roles. In this way, while many Chinese operations overseas may involve heavy foreign-contract labor, there is little evidence that Chinese workers are competing in the local labor markets.

Concluding Remarks

Our visit to Kuala Lumpur, Malaysia and Jakarta, Indonesia, shed light on the complex interplay of factors driving China’s BRI projects in these countries and beyond. Through our meeting with members of local governments, universities, construction companies, and financial institutions, we were able to look behind the curtain and see how these multi-million-dollar projects are being implemented. This allowed us to take a closer look at some of the many allegations of misconduct—namely forced “debt traps,” subpar environmental measures, and outsourced labor— that often follow China’s ventures abroad. As we have outlined in this report, the majority of these accusations are sensationalized at best and unfounded at worst.

Malaysia’s ECRL and Indonesia’s JBHSR are examples of how Chinese companies are willing to adjust to the specific local contexts in which they are working. We saw this dynamic in other projects we visited, including the Xiamen University campus in Malaysia constructed by Power China and real estate schemes in Indonesia by China State Construction Engineering Corporation. In all the interviews we conducted with both Chinese workers and local academics and officials, we heard of the flexibility of these enterprises. Based on our observations, it seems that the Chinese companies carrying out the work are simply profit-seeking law-abiding entities that are receptive to feedback from local governments, organizations, and other stakeholders. As such, these companies actively work to comply with regulations and meet any standards required by host governments.

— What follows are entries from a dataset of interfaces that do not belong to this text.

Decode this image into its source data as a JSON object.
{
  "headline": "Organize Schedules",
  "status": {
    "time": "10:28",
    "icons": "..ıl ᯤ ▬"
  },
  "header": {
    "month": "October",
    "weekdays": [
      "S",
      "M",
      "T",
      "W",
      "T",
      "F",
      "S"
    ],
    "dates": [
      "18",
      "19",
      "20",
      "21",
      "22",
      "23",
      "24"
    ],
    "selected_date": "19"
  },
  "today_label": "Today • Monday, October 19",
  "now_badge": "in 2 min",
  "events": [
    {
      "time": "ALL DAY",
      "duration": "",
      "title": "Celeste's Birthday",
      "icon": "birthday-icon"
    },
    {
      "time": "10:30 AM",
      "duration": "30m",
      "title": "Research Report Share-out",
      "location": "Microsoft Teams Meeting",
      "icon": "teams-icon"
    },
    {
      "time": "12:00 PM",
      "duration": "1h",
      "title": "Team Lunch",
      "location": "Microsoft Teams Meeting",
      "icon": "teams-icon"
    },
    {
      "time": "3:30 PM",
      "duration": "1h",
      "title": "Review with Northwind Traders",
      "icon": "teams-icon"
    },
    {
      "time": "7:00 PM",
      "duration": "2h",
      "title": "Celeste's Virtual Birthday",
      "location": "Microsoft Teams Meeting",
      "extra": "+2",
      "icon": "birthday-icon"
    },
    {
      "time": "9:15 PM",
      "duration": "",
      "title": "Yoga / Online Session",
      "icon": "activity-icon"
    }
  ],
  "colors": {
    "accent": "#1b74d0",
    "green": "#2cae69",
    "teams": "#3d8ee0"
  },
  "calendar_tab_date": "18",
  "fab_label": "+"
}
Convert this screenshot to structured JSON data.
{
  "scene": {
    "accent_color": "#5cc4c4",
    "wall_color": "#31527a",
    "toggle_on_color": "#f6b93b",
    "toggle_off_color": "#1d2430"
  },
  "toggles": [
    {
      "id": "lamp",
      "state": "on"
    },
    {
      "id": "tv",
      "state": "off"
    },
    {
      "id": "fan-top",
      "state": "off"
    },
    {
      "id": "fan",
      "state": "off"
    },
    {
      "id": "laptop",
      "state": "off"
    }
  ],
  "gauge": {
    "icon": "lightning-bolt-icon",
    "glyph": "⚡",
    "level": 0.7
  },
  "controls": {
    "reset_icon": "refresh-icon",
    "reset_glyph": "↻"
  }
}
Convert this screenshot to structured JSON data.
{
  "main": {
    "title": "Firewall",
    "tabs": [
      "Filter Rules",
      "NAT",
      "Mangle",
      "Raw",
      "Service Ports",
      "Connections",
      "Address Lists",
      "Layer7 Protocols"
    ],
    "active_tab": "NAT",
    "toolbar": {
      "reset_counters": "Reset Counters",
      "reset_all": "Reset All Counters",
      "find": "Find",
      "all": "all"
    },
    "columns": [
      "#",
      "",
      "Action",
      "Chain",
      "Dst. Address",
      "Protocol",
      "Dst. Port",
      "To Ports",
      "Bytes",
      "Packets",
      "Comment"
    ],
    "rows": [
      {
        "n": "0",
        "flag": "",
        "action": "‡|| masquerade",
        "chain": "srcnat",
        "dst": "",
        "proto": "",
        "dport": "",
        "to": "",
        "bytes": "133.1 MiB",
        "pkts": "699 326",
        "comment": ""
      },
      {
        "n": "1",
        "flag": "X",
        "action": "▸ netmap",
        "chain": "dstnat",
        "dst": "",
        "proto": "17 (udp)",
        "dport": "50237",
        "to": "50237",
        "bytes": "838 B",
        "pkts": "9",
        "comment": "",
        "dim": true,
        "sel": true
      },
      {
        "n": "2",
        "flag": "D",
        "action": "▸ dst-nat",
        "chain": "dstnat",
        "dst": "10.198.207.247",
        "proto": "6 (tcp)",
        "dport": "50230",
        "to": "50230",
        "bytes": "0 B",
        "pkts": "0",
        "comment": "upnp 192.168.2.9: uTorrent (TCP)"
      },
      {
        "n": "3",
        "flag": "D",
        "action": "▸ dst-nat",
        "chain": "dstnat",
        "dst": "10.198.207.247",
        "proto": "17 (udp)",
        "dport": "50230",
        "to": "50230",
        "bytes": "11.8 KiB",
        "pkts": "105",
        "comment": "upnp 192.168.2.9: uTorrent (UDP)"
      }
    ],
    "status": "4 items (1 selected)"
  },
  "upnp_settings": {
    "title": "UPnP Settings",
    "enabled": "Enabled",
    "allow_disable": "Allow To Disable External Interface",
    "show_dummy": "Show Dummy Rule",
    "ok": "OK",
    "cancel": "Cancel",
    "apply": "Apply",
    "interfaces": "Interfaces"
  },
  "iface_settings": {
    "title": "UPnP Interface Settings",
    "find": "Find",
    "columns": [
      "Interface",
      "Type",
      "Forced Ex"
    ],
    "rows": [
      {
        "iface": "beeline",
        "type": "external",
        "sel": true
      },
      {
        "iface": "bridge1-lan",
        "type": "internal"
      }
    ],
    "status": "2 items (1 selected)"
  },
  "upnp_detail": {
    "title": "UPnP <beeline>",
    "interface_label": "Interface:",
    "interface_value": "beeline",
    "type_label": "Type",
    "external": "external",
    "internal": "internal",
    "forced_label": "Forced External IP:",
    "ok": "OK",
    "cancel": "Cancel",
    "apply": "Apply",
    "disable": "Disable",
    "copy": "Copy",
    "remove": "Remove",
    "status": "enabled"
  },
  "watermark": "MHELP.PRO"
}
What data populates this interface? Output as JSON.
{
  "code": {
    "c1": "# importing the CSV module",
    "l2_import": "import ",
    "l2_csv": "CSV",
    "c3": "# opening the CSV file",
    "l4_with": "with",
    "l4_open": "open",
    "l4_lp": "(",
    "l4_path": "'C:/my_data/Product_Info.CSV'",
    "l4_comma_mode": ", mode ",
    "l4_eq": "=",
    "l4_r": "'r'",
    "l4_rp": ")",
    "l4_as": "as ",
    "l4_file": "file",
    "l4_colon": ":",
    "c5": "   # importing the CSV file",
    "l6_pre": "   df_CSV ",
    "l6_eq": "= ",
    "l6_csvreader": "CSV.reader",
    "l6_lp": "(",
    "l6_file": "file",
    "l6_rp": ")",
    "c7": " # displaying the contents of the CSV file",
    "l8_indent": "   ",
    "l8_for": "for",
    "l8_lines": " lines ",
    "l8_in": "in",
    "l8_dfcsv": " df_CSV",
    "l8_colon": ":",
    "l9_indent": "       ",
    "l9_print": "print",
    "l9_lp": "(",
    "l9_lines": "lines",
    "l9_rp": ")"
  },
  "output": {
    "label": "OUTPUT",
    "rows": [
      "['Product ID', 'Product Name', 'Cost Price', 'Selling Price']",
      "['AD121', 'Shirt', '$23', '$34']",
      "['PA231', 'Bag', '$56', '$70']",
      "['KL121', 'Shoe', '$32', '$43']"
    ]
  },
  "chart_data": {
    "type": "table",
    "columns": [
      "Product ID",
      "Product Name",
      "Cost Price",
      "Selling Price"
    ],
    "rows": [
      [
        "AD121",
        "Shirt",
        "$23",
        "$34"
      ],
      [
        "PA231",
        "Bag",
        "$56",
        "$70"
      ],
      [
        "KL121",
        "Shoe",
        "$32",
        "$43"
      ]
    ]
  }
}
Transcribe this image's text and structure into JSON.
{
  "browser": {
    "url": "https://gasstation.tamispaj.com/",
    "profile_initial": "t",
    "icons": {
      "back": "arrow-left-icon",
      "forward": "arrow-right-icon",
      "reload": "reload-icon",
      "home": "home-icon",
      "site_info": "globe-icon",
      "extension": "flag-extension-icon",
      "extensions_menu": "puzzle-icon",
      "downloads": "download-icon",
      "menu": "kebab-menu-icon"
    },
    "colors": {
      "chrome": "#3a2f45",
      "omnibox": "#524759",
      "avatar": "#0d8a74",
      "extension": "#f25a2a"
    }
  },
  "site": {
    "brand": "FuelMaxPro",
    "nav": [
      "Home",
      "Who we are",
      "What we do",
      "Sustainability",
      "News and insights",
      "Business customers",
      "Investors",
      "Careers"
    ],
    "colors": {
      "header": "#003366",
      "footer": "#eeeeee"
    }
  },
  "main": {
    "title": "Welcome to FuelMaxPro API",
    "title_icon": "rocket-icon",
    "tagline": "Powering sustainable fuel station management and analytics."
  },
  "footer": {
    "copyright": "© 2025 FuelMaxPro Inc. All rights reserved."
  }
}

Despite the many controversies often surrounding the BRI, the Chinese companies bringing these ambitious plans into fruition are acting in good faith.

Authors: Nathaniel Sher, Andrea Fernández Aponte, Ruoxiao Chen, Jingzhe Du, Minsun Hong, Sophia Rosales, Mikaela “Yuchen” Wang, Yuzhen Wang, Can Zhang, Suzie Zhang


Balding, Christopher. “Why Democracies Are Turning Against Belt and Road.” Foreign Affairs.

October 24, 2018. Accessed April 3, 2020.


Beech, Hannah. “We Cannot Afford This: Malaysia Pushes Back against China’s Visio.” New York Times, August 20, 2018. Accessed April 1, 2020.

Bernama. “China firm behind ECRL allocates RM10m for wildlife management plan.” February

28, 2018. Accessed April 6, 2020.


Bluhm, Richard, Axel Dreher, Andreas Fuchs, Bradley Parks, Austin Strange, and Michael Tierney. “Connective Financing: Chinese Infrastructure Projects and the Diffusion of Economic Activity in Developing Countries.” AidData. September 11, 2018. Accessed April 2, 2020.

Chellaney, Brahma. “China’s Debt-Trap Diplomacy.” Project Syndicate. January 23, 2017. Accessed April 2, 2020.

Danubrata, Eveline and Gayatri Suroyo. “In Indonesia, labor friction and politics fan anti-Chinese sentiment.” Reuters. April 18, 2017. Accessed April 1, 2020.

Dipa, Arya. “High-speed railway construction causes environmental problem in West Java.” The Jakarta Post, October 28, 2019. Accessed April 5, 2020.

Dr. Ariff Zulkifli. “Analisis Mengenai Dampak Lingkugan (Admal) atau Environmental Impact Assessment (EIA).” September 14, 2012. Accessed April 2, 2020.

Ecolex. “Law No.32/ 2009, Environmental Protection and Management.” Indonesian Legislation, 2009. Accessed April 1, 2020.

Farhan, Ahmad. “Malaysia saves US$5 billion.” ASEAN Post, April 18, 2019. Accessed April 7, 2020.

Mayberry, Kate. “Malaysia’s East Coast Rail Link a double-edged sword for environment, wildlife.” Mongabay, August 9, 2017. Accessed April 5, 2020.

News Desk. “SOE Ministry demands assessment of halted high-speed railway project.” The Jakarta Post, March 2, 2020. Accessed April 6, 2020.

Reuters. “Sri Lanka hands port formally to Chinese firm, receives $292 mln.” December 9, 2017. Accessed April 2, 2020.

Tay, Chester. “MRL to submit ECRL environment, social, heritage impact assessment reports in

1Q20.” July 25, 2019. Accessed April 7, 2020.


Wahli West Java. “Indonesia: CSOs raise concerns on environmental & social impact of Jakarta-Bandung High Speed Rail invested by China Development Bank.” Business and Human Rights Center. September 19, 2017. Accessed April 5, 2020.